    Because my insomnia started in my early fifties, I've always assumed it was due to peri-menopause, and so I read a book called The Hormone Diet by Dr. Natasha Turner. She had some excellent suggestions, and when I followed them they really helped. Obviously (because it is 3:45 a.m. and I am wide awake) I have since stopped following them. I wish I could remember some of them to pass along to you, but the only one that stuck in my brain was to sleep in the nude! LOL

    Maybe you could get the book from your local library? If I remember correctly, there was an entire chapter devoted to the subject. What I liked best about the book was that it focused on natural solutions and not addictive medications.

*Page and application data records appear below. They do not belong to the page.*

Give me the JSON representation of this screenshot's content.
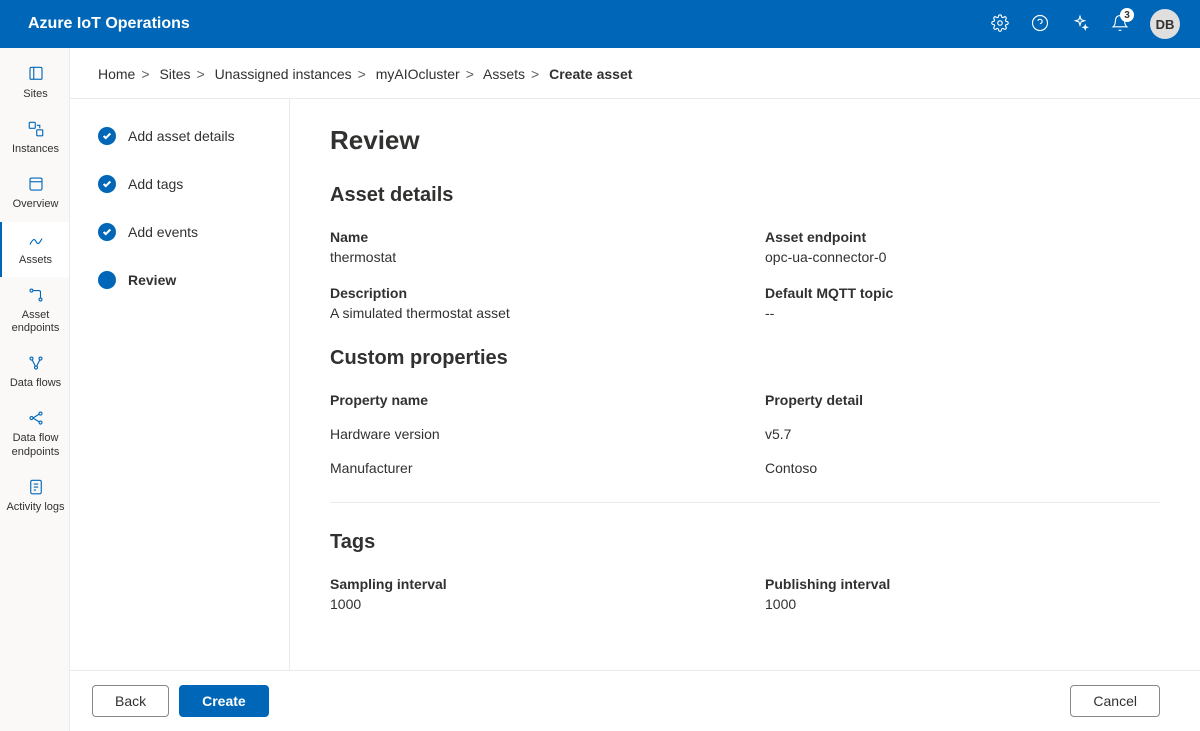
{
  "brand": "Azure IoT Operations",
  "notifications_count": "3",
  "avatar_initials": "DB",
  "rail": [
    {
      "key": "sites",
      "label": "Sites"
    },
    {
      "key": "instances",
      "label": "Instances"
    },
    {
      "key": "overview",
      "label": "Overview"
    },
    {
      "key": "assets",
      "label": "Assets"
    },
    {
      "key": "asset-endpoints",
      "label": "Asset endpoints"
    },
    {
      "key": "data-flows",
      "label": "Data flows"
    },
    {
      "key": "data-flow-endpoints",
      "label": "Data flow endpoints"
    },
    {
      "key": "activity-logs",
      "label": "Activity logs"
    }
  ],
  "breadcrumbs": {
    "items": [
      "Home",
      "Sites",
      "Unassigned instances",
      "myAIOcluster",
      "Assets"
    ],
    "current": "Create asset"
  },
  "wizard": {
    "steps": [
      {
        "label": "Add asset details",
        "done": true
      },
      {
        "label": "Add tags",
        "done": true
      },
      {
        "label": "Add events",
        "done": true
      },
      {
        "label": "Review",
        "current": true
      }
    ]
  },
  "page": {
    "title": "Review",
    "asset_details": {
      "heading": "Asset details",
      "name_label": "Name",
      "name_value": "thermostat",
      "endpoint_label": "Asset endpoint",
      "endpoint_value": "opc-ua-connector-0",
      "description_label": "Description",
      "description_value": "A simulated thermostat asset",
      "mqtt_label": "Default MQTT topic",
      "mqtt_value": "--"
    },
    "custom_properties": {
      "heading": "Custom properties",
      "col_name": "Property name",
      "col_detail": "Property detail",
      "rows": [
        {
          "name": "Hardware version",
          "detail": "v5.7"
        },
        {
          "name": "Manufacturer",
          "detail": "Contoso"
        }
      ]
    },
    "tags": {
      "heading": "Tags",
      "sampling_label": "Sampling interval",
      "sampling_value": "1000",
      "publishing_label": "Publishing interval",
      "publishing_value": "1000"
    }
  },
  "buttons": {
    "back": "Back",
    "create": "Create",
    "cancel": "Cancel"
  }
}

    Anyway Kat, I wish you the best of luck in your quest for a good night's sleep! As for myself, now that I'm retired I find myself looking forward to my regular 2:00 a.m. awakenings, and almost miss them when I sleep the whole night through, Weird, hey? ;o)

  4. ah thanks for comment - I've pretty much had this all my adult life and can never really tell when it's going to really hit hard. I love sleeping tablets though! I think that's the problem - I don't want to become dependant or take medication unnecessarily.. I will check out the book. Thanks xx

  5. These are things that help me. No screen time before bed, not just scary movies, depressing news, addicting blogs, but the blue light of the computer wakes up my brain to much. Going to beg earlier, easier said than done, but the hours before midnight are precious, getting to bed earlier is more conducive to rest. Sometimes I'm just to exhausted to sleep if I'm up a long time, so I'm stuck with listening to my heart beat irregularly, my panicky thoughts race. A cold room with a cozy comforter. Socks on my feet. Down pillows. Flannel pajamas and flannel sheets. Dark, heavy curtains on the windows, no clock in sight. Quiet, if only my neighbors would cooperate.

    1. Hi Tess, thank you for your comment. I have recently discovered the wonder of wearing socks in bed - who knew! I got some really fluffy proper bed socks for Christmas and I am now a convert! I hear you about the the computer waking the brain too much - this is something I'll avoid as well from now on and I don't have any clocks in sight either. I've actually had three successful nights sleeps without meds the last few nights - so things could be looking up. Thanks again xx